When I was kid, Christmas morning was amazing. My brothers and I would race down the stairs to see what was waiting for us under the tree. After furiously ripping through the packaging, our faces would light with joy over each toy.
And more often than not, after an hour or so of playing with our new treasures, we would leave them aside and begin to build forts and tunnels out of the boxes they had come in.
30-plus-year veteran of the toy industry, Chris Byrne, has a key criterion he and his team use when evaluating toys: repeat play. Of the thousands of toys they review, the ones that get top marks are those that children actually play with over and over again.
Often, these are not the hot toys of the season that children clamor for and parents go to lengths and expense to acquire. Toy manufacturers have become skilled at adding dazzling features to toys that mesmerize shoppers. But these features mostly serve to get people to buy the toy. They don’t often add to the “repeat play” value.
The appeal of “easy-to-use”

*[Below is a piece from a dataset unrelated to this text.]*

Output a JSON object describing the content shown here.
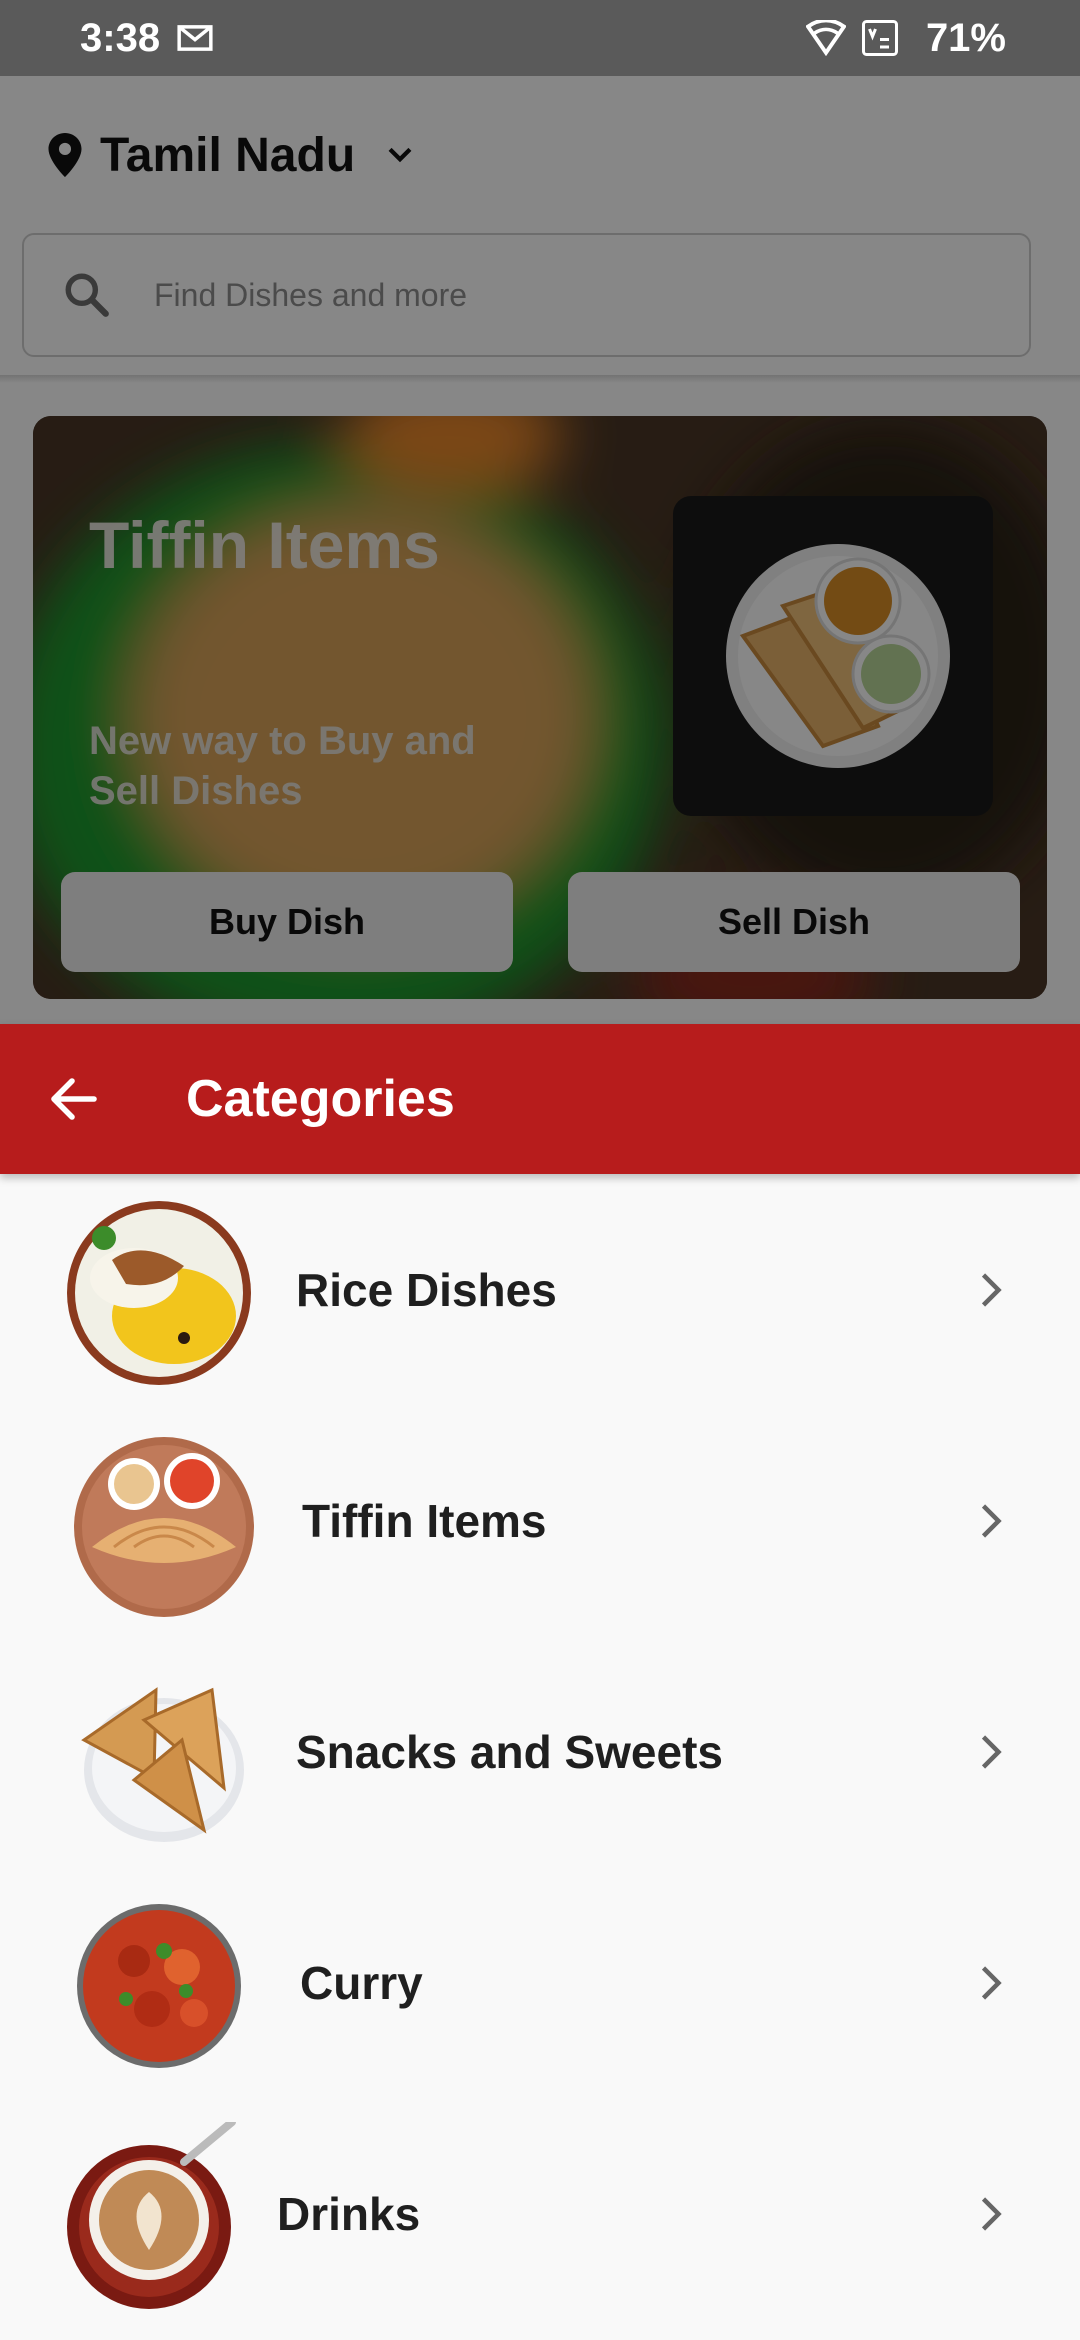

This made me think of many resources I come across that are advertised as the hot new solution to RCIA teaching. Slick videos, shiny textbooks, four-color handouts, easy-to-use tools, adaptable to any situation and parish are some of the bells and whistles promised by the publishers. Promises that their resources will be energizing, stimulating, and relevant to your specific seekers — and all you have to do is pop in a DVD — are obviously appealing to harried RCIA teams.
Often, however, these off-the-shelf catechetical programs lack “repeat play” value for RCIA teams. I’ve worked in Catholic publishing for most of my career, and I know that most Catholic publishers are dedicated disciples who see their work as a ministry. But I also know that when it comes to true seekers, who have had little or no experience with living a Christian life, it isn’t possible to design, package, and sell a single comprehensive formation program that will be relevant to your specific situation.
The only RCIA strategies that work
There are only four things I know of that have consistent “repeat play” value for forming seekers.
- Regular, contemplative reflection on God’s word — word in the sense of Logos, the embodied presence of God that lives and breathes in and with us, guiding us every day closer to Truth and Beauty.
- Immersion in community — a community of disciples, flawed but saved, broken but healed, striving every day to love with more abandon and forgive more freely, filled with constant hope.
- Sacrificial worship — worship in which we join our whole being to the dying and rising of Jesus, and in which we offer grateful praise to God.
- Witness and service — direct, generous, courageous outreach to those who most need to hear good news and be lifted up.
These essential formation strategies do not light up, beep, fly, or require batteries. What they do require is constant attention and discipline from pastors, catechists, and RCIA team members so that the seekers will see in us examples of discipleship they can emulate. This is the best gift we can give to those who desire to live a life in Christ.
3 thoughts on “RCIA unwrapped”
ABSOLUTELY FANTASTIC POST! Thank you for affirming all these things!
Excellent article! A great reminder not to become so enamored with “bells and whistles” that we ignore the basic message!
Once again a wonderful, encouraging article. These four “pieces” are what allows us to live as disciples within the Catholic community. This is ALL we have to offer…… let’s not short change our seekers by not offering ALL. The programs are really the ribbon and bows on the gifts we share… the contents of each package will need to be different for each, each person, each community, each year.
Many thanks for being there throughout 2016. Blessings moving into 2017.